Frances Parker School 56 will still close, but the new facility that was planned to go in its place has now been canceled. The district has not yet determined what to do with the building but has vowed to consult with the community about the decision.

One of the public commenters at the board meeting offered insight into what could potentially happen to the facilities IPS closes. Ryan Gall, executive director of charter school Victory College Prep announced his intention to acquire Paul Miller School 114 if it is closed.

"We would hope to collaborate on this transition with the school community, but are prepared to use all available legal pathways to acquire the facility, including purchasing the school under the $1 unused facilities statute," Gall said.

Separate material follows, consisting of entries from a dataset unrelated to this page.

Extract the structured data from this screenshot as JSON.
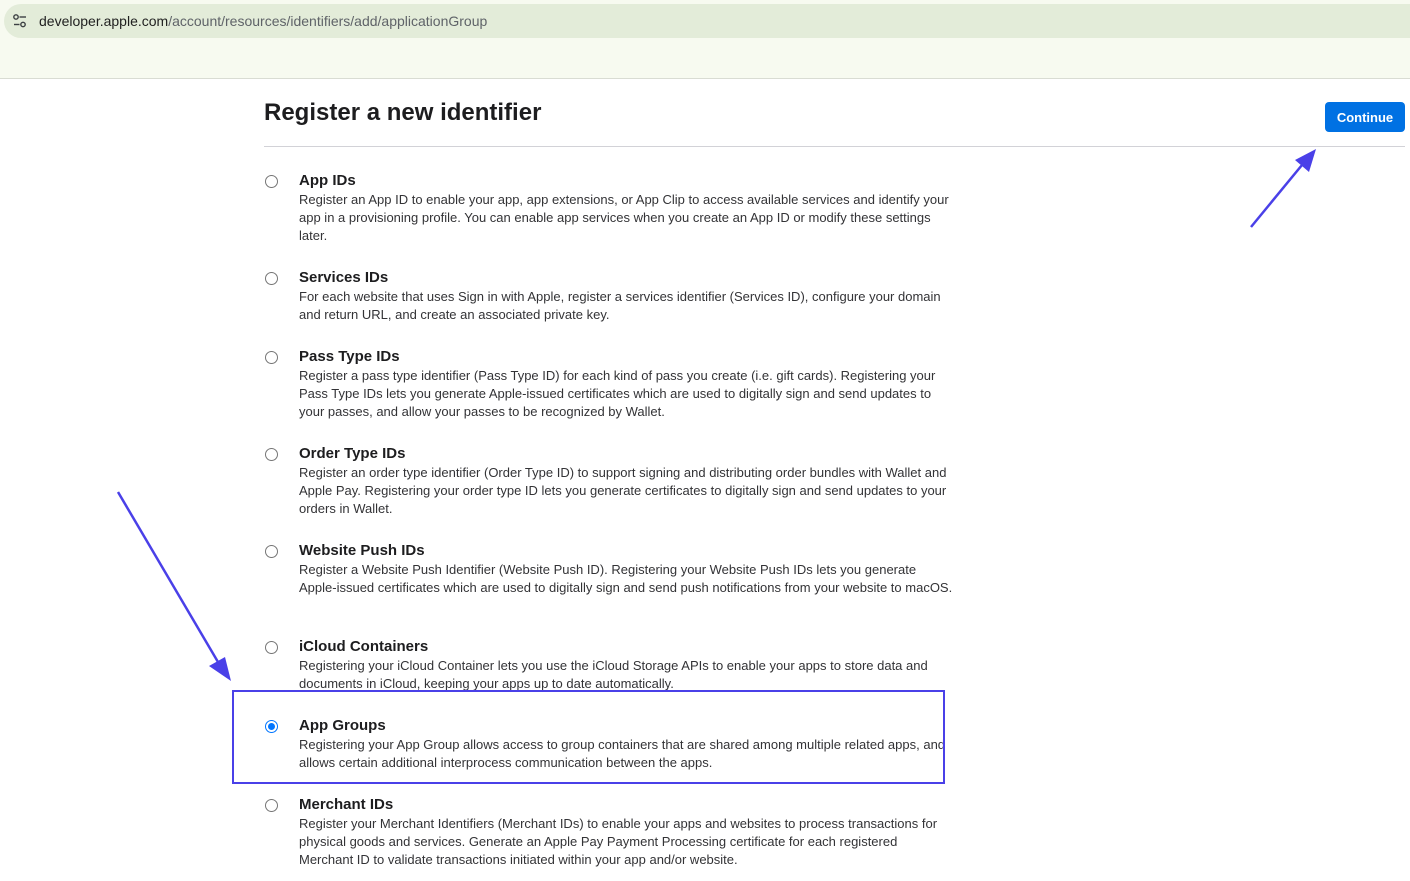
{
  "browser": {
    "url_host": "developer.apple.com",
    "url_path": "/account/resources/identifiers/add/applicationGroup",
    "site_info_icon": "tune-icon"
  },
  "page": {
    "title": "Register a new identifier",
    "continue_label": "Continue"
  },
  "options": [
    {
      "title": "App IDs",
      "description": "Register an App ID to enable your app, app extensions, or App Clip to access available services and identify your app in a provisioning profile. You can enable app services when you create an App ID or modify these settings later.",
      "selected": false
    },
    {
      "title": "Services IDs",
      "description": "For each website that uses Sign in with Apple, register a services identifier (Services ID), configure your domain and return URL, and create an associated private key.",
      "selected": false
    },
    {
      "title": "Pass Type IDs",
      "description": "Register a pass type identifier (Pass Type ID) for each kind of pass you create (i.e. gift cards). Registering your Pass Type IDs lets you generate Apple-issued certificates which are used to digitally sign and send updates to your passes, and allow your passes to be recognized by Wallet.",
      "selected": false
    },
    {
      "title": "Order Type IDs",
      "description": "Register an order type identifier (Order Type ID) to support signing and distributing order bundles with Wallet and Apple Pay. Registering your order type ID lets you generate certificates to digitally sign and send updates to your orders in Wallet.",
      "selected": false
    },
    {
      "title": "Website Push IDs",
      "description": "Register a Website Push Identifier (Website Push ID). Registering your Website Push IDs lets you generate Apple-issued certificates which are used to digitally sign and send push notifications from your website to macOS.",
      "selected": false
    },
    {
      "title": "iCloud Containers",
      "description": "Registering your iCloud Container lets you use the iCloud Storage APIs to enable your apps to store data and documents in iCloud, keeping your apps up to date automatically.",
      "selected": false
    },
    {
      "title": "App Groups",
      "description": "Registering your App Group allows access to group containers that are shared among multiple related apps, and allows certain additional interprocess communication between the apps.",
      "selected": true
    },
    {
      "title": "Merchant IDs",
      "description": "Register your Merchant Identifiers (Merchant IDs) to enable your apps and websites to process transactions for physical goods and services. Generate an Apple Pay Payment Processing certificate for each registered Merchant ID to validate transactions initiated within your app and/or website.",
      "selected": false
    }
  ],
  "annotation_color": "#4a40e8",
  "accent_color": "#0071e3"
}
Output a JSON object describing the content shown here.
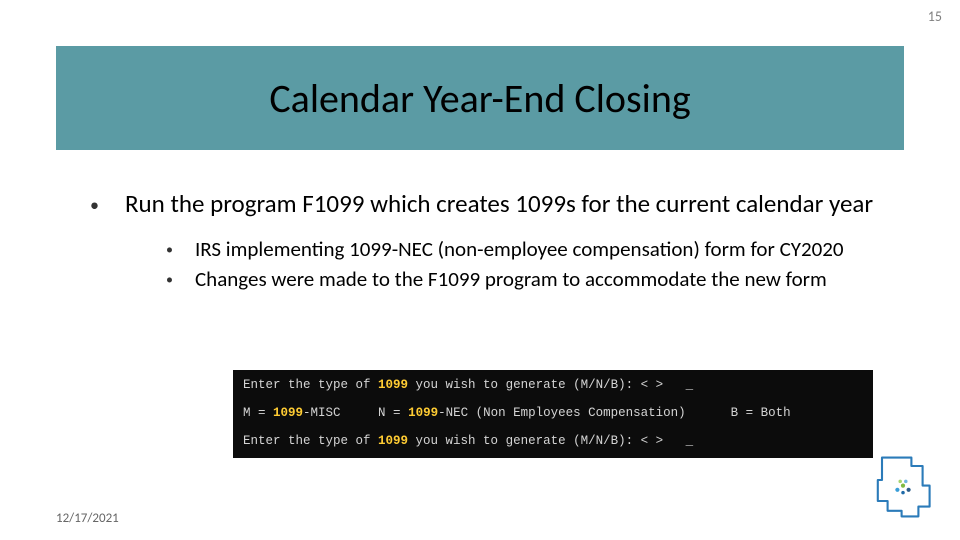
{
  "page_number": "15",
  "title": "Calendar Year-End Closing",
  "bullets": {
    "main": "Run the program F1099 which creates 1099s for the current calendar year",
    "sub1": "IRS implementing 1099-NEC (non-employee compensation) form for CY2020",
    "sub2": "Changes were made to the F1099 program to accommodate the new form"
  },
  "terminal": {
    "line1_a": "Enter the type of ",
    "line1_hl": "1099",
    "line1_b": " you wish to generate (M/N/B): < >   _",
    "line2_a": "M = ",
    "line2_hl1": "1099",
    "line2_b": "-MISC     N = ",
    "line2_hl2": "1099",
    "line2_c": "-NEC (Non Employees Compensation)      B = Both",
    "line3_a": "Enter the type of ",
    "line3_hl": "1099",
    "line3_b": " you wish to generate (M/N/B): < >   _"
  },
  "footer_date": "12/17/2021"
}
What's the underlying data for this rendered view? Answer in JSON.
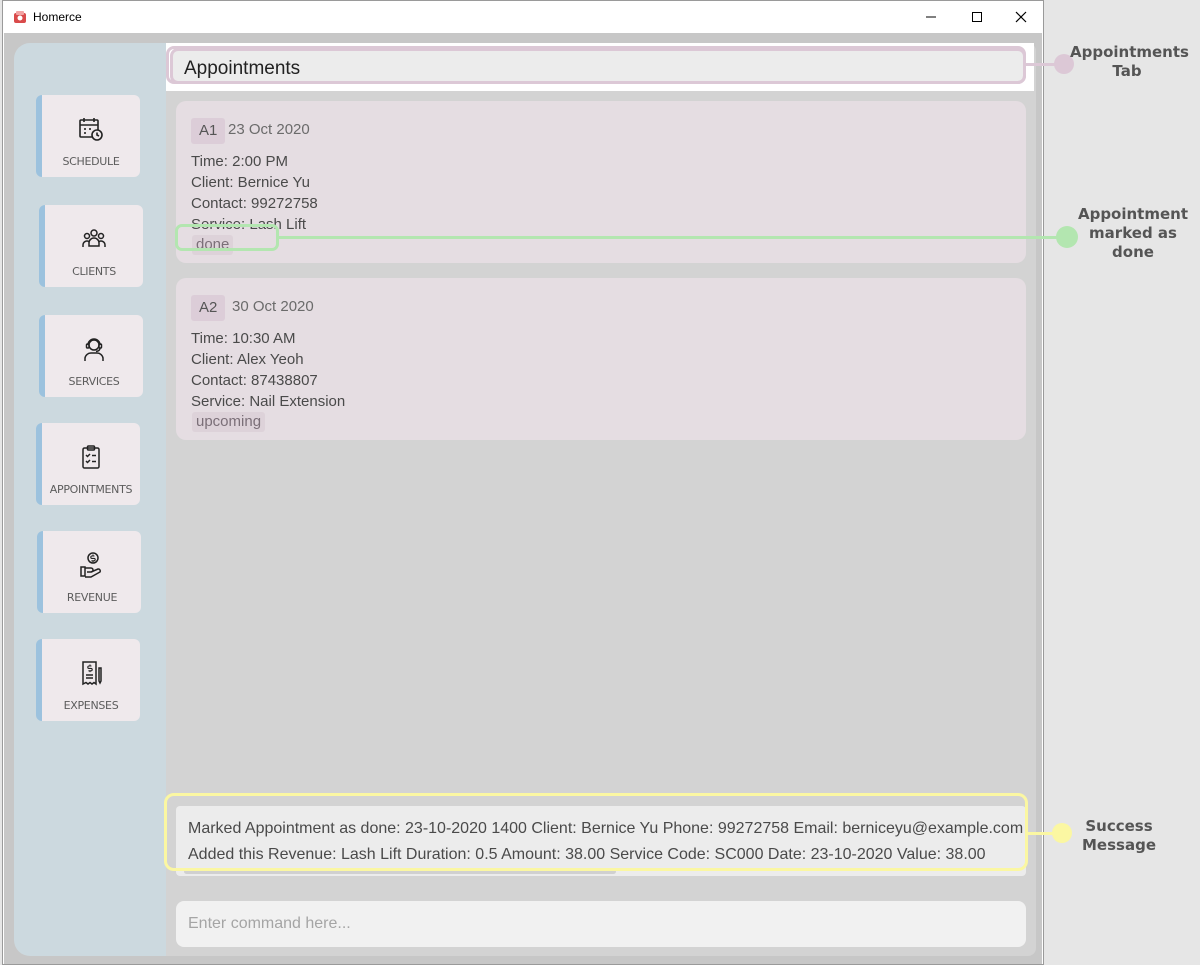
{
  "window": {
    "title": "Homerce",
    "controls": {
      "minimize": "minimize-icon",
      "maximize": "maximize-icon",
      "close": "close-icon"
    }
  },
  "sidebar": {
    "items": [
      {
        "label": "SCHEDULE",
        "icon": "calendar-clock-icon"
      },
      {
        "label": "CLIENTS",
        "icon": "people-group-icon"
      },
      {
        "label": "SERVICES",
        "icon": "headset-person-icon"
      },
      {
        "label": "APPOINTMENTS",
        "icon": "clipboard-checklist-icon"
      },
      {
        "label": "REVENUE",
        "icon": "hand-dollar-icon"
      },
      {
        "label": "EXPENSES",
        "icon": "receipt-dollar-icon"
      }
    ]
  },
  "tab": {
    "title": "Appointments"
  },
  "appointments": [
    {
      "id": "A1",
      "date": "23 Oct 2020",
      "time": "Time: 2:00 PM",
      "client": "Client: Bernice Yu",
      "contact": "Contact: 99272758",
      "service": "Service: Lash Lift",
      "status": "done"
    },
    {
      "id": "A2",
      "date": "30 Oct 2020",
      "time": "Time: 10:30 AM",
      "client": "Client: Alex Yeoh",
      "contact": "Contact: 87438807",
      "service": "Service: Nail Extension",
      "status": "upcoming"
    }
  ],
  "result": {
    "line1": "Marked Appointment as done: 23-10-2020 1400 Client: Bernice Yu Phone: 99272758 Email: berniceyu@example.com",
    "line2": "Added this Revenue: Lash Lift Duration: 0.5 Amount: 38.00 Service Code: SC000 Date: 23-10-2020 Value: 38.00"
  },
  "command": {
    "placeholder": "Enter command here..."
  },
  "callouts": {
    "appointments_tab": "Appointments Tab",
    "marked_done": "Appointment marked as done",
    "success": "Success Message"
  },
  "colors": {
    "tab_highlight": "#dcc8d6",
    "done_highlight": "#b3e6b0",
    "success_highlight": "#fbf7a2",
    "nav_accent": "#9cc2de"
  }
}
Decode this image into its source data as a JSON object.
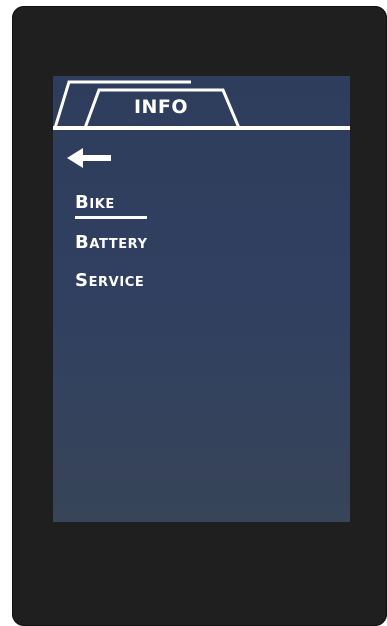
{
  "header": {
    "tab_label": "INFO"
  },
  "nav": {
    "back_icon": "arrow-left-icon"
  },
  "menu": {
    "items": [
      {
        "label": "Bike",
        "selected": true
      },
      {
        "label": "Battery",
        "selected": false
      },
      {
        "label": "Service",
        "selected": false
      }
    ]
  },
  "colors": {
    "screen_bg": "#314060",
    "device_bezel": "#1f1f1f",
    "foreground": "#ffffff"
  }
}
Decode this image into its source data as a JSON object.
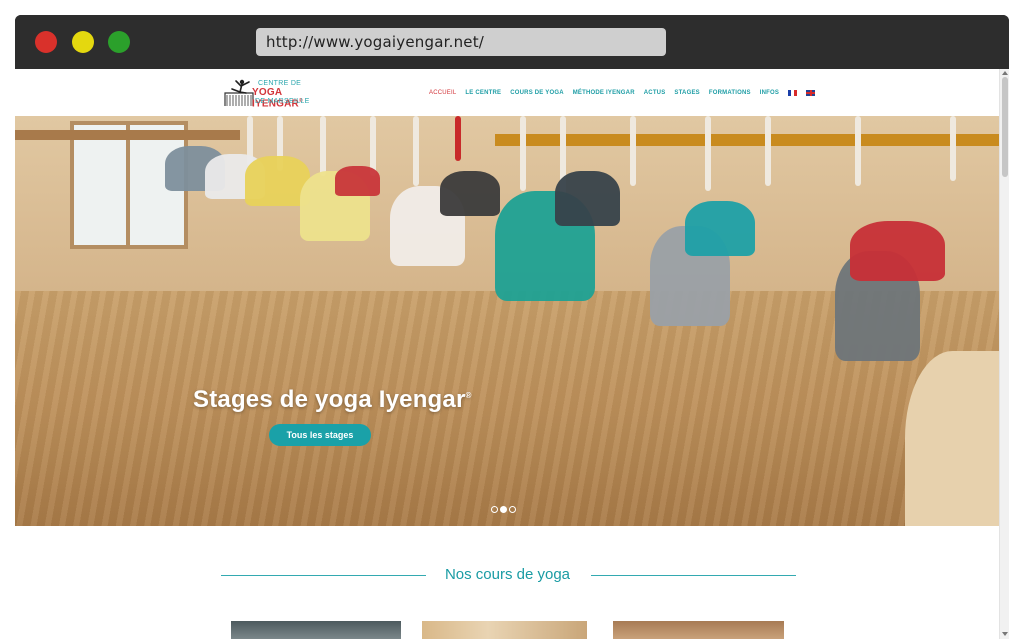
{
  "browser": {
    "url": "http://www.yogaiyengar.net/"
  },
  "site": {
    "logo": {
      "line1": "CENTRE DE",
      "line2": "YOGA IYENGAR",
      "line2_mark": "®",
      "line3": "DE MARSEILLE"
    },
    "nav": [
      {
        "label": "ACCUEIL",
        "active": true
      },
      {
        "label": "LE CENTRE"
      },
      {
        "label": "COURS DE YOGA"
      },
      {
        "label": "MÉTHODE IYENGAR"
      },
      {
        "label": "ACTUS"
      },
      {
        "label": "STAGES"
      },
      {
        "label": "FORMATIONS"
      },
      {
        "label": "INFOS"
      }
    ],
    "languages": [
      "fr-flag-icon",
      "uk-flag-icon"
    ]
  },
  "hero": {
    "title": "Stages de yoga Iyengar",
    "title_mark": "®",
    "button": "Tous les stages",
    "slides": 3,
    "active_slide": 2
  },
  "section": {
    "title": "Nos cours de yoga"
  },
  "colors": {
    "accent": "#1aa1a8",
    "brand_red": "#d2353a",
    "chrome": "#2d2d2d"
  }
}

Indiana law allows charter schools to purchase unused school buildings for $1. In the past, IPS has skirted that regulation by placing administrative offices in buildings that have been closed for construction, i.e. Broad Ripple High School.

Dozens of other changes to the plan were announced. They are listed in detail on the IPS website.

Funding for the Rebuilding Stronger Plan will require voters within the district to approve over $800 million in property tax referenda.

The approvals would include a $410 million capital referendum to invest in district facilities — indoors and out — and ensure students go to school in safe, warm, welcoming buildings and that the communities around our schools benefit from these investments.

It would also include a vote to approve a $400 million referendum ($50 million per year through 2031) that would go toward supporting compensation for quality teachers.

“IPS has proven to be responsible fiscal stewards, keeping the promises made in 2018 to invest in teachers and staff — and now we are looking to the community again to support this essential investment in our buildings and our people,” Kenneth Allen, IPS Commissioner said. “We are not asking you to take anything on faith — we’ve worked with the community at every step of the way and will continue to be accountable and transparent in our actions. We are, however, asking you to have faith in our students — to show they are worth this investment.”

Community support for IPS through referendums is not new. IPS required a referendum vote in 2018. The new plan, if approved, will replace the 2018 referendum.

IPS plans to ask the board to vote on the final version of Rebuilding Stronger on November 17.